What you will do:
Each record that follows is to be output in full, precisely as written.

Dataset extract:
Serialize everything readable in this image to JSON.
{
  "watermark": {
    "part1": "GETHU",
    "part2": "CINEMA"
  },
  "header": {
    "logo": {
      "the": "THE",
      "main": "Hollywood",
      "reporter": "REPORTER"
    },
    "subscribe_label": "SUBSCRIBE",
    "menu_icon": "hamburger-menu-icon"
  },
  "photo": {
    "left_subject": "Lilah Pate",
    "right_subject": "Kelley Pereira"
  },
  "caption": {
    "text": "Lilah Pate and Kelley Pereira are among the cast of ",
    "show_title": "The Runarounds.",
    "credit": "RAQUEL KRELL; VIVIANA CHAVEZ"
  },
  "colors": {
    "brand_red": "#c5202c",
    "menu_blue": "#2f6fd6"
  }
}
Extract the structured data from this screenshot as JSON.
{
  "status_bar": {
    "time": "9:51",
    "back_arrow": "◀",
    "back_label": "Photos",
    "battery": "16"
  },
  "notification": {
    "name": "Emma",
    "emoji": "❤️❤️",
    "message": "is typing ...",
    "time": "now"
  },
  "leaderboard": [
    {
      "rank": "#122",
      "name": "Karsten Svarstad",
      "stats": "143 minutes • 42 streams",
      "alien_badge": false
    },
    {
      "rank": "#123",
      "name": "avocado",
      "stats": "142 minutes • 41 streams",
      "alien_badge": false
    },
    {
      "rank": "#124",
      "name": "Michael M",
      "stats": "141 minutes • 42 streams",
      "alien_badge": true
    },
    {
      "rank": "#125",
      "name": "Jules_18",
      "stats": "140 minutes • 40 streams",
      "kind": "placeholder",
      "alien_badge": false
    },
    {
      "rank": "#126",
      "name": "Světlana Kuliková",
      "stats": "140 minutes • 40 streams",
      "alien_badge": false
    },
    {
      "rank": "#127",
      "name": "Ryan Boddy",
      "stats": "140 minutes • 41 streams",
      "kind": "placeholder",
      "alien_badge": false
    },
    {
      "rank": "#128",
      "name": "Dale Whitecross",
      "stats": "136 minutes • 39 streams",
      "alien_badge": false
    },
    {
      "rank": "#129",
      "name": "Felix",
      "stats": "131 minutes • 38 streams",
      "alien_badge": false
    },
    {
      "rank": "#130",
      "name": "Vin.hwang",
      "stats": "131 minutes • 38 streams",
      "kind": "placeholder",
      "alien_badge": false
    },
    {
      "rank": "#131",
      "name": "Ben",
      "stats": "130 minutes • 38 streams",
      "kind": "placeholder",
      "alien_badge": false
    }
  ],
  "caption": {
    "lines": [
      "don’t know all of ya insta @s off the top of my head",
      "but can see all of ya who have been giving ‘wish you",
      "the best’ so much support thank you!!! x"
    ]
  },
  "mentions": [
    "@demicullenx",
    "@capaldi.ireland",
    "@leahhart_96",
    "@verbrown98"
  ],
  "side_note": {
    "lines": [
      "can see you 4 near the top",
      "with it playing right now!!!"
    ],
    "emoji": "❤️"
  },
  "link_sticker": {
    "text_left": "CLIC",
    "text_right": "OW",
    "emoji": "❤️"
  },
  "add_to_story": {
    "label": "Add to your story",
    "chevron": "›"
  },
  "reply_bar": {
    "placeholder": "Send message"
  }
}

Response:
Serialize everything readable in this image to JSON.
{
  "watermark": {
    "part1": "GETHU",
    "part2": "CINEMA"
  },
  "header": {
    "logo": {
      "the": "THE",
      "main": "Hollywood",
      "reporter": "REPORTER"
    },
    "subscribe_label": "SUBSCRIBE",
    "menu_icon": "hamburger-menu-icon"
  },
  "photo": {
    "left_subject": "Lilah Pate",
    "right_subject": "Kelley Pereira"
  },
  "caption": {
    "text": "Lilah Pate and Kelley Pereira are among the cast of ",
    "show_title": "The Runarounds.",
    "credit": "RAQUEL KRELL; VIVIANA CHAVEZ"
  },
  "colors": {
    "brand_red": "#c5202c",
    "menu_blue": "#2f6fd6"
  }
}
Extract the structured data from this screenshot as JSON.
{
  "status_bar": {
    "time": "9:51",
    "back_arrow": "◀",
    "back_label": "Photos",
    "battery": "16"
  },
  "notification": {
    "name": "Emma",
    "emoji": "❤️❤️",
    "message": "is typing ...",
    "time": "now"
  },
  "leaderboard": [
    {
      "rank": "#122",
      "name": "Karsten Svarstad",
      "stats": "143 minutes • 42 streams",
      "alien_badge": false
    },
    {
      "rank": "#123",
      "name": "avocado",
      "stats": "142 minutes • 41 streams",
      "alien_badge": false
    },
    {
      "rank": "#124",
      "name": "Michael M",
      "stats": "141 minutes • 42 streams",
      "alien_badge": true
    },
    {
      "rank": "#125",
      "name": "Jules_18",
      "stats": "140 minutes • 40 streams",
      "kind": "placeholder",
      "alien_badge": false
    },
    {
      "rank": "#126",
      "name": "Světlana Kuliková",
      "stats": "140 minutes • 40 streams",
      "alien_badge": false
    },
    {
      "rank": "#127",
      "name": "Ryan Boddy",
      "stats": "140 minutes • 41 streams",
      "kind": "placeholder",
      "alien_badge": false
    },
    {
      "rank": "#128",
      "name": "Dale Whitecross",
      "stats": "136 minutes • 39 streams",
      "alien_badge": false
    },
    {
      "rank": "#129",
      "name": "Felix",
      "stats": "131 minutes • 38 streams",
      "alien_badge": false
    },
    {
      "rank": "#130",
      "name": "Vin.hwang",
      "stats": "131 minutes • 38 streams",
      "kind": "placeholder",
      "alien_badge": false
    },
    {
      "rank": "#131",
      "name": "Ben",
      "stats": "130 minutes • 38 streams",
      "kind": "placeholder",
      "alien_badge": false
    }
  ],
  "caption": {
    "lines": [
      "don’t know all of ya insta @s off the top of my head",
      "but can see all of ya who have been giving ‘wish you",
      "the best’ so much support thank you!!! x"
    ]
  },
  "mentions": [
    "@demicullenx",
    "@capaldi.ireland",
    "@leahhart_96",
    "@verbrown98"
  ],
  "side_note": {
    "lines": [
      "can see you 4 near the top",
      "with it playing right now!!!"
    ],
    "emoji": "❤️"
  },
  "link_sticker": {
    "text_left": "CLIC",
    "text_right": "OW",
    "emoji": "❤️"
  },
  "add_to_story": {
    "label": "Add to your story",
    "chevron": "›"
  },
  "reply_bar": {
    "placeholder": "Send message"
  }
}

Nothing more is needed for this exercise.